The Centers for Disease Control reports that one in eight Americans over age 60 complain of worsening memory loss. The problem may be related to a medical condition, emotional problems, cognitive impairment or simply the indignities of aging, but it’s distressing regardless of the cause.
One way to preserve and possibly enhance memory is to proactively revisit your past. Reminiscence therapy is one technique option, with uses ranging from mental health interventions to memory care in nursing homes. But sometimes, simply committing your life experiences to paper (virtual or otherwise) can also be helpful and even therapeutic.
A variety of research studies have explored the health benefits of writing. The American Psychological Association, for instance, published a study indicating that expressive writing reduces “intrusive and avoidant thoughts about negative events,” allowing for better coping and improved working memory. Additionally, work by neurologist Judy Willis MD finds that reflective writing, when well guided, may be a source of conceptual development and stimulate the “brain’s highest cognition.”

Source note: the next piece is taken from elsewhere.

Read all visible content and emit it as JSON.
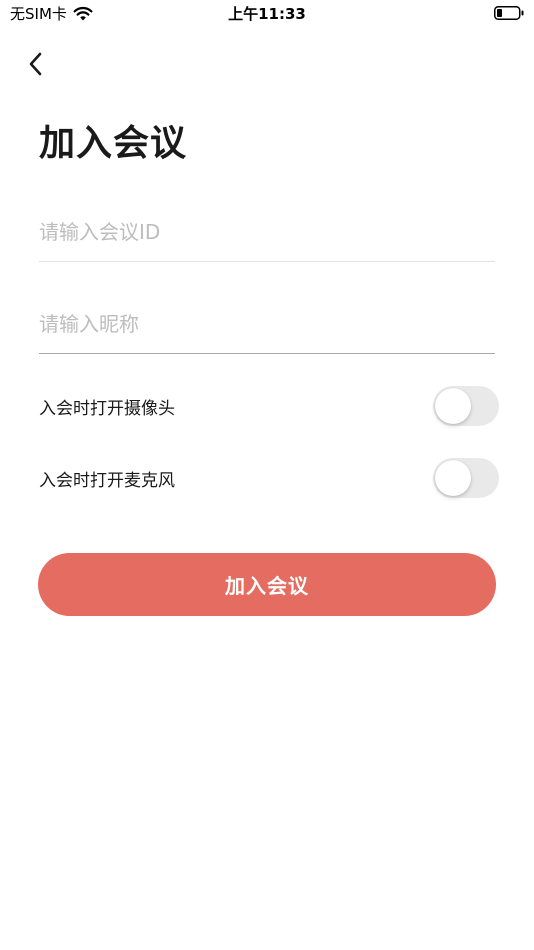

Whether you or someone you know is impacted by a memory deficit, or you’re simply seeking a way to tell your own story for yourself and your family, here are five simple strategies for preserving and sharing your memories in writing. [Read more…]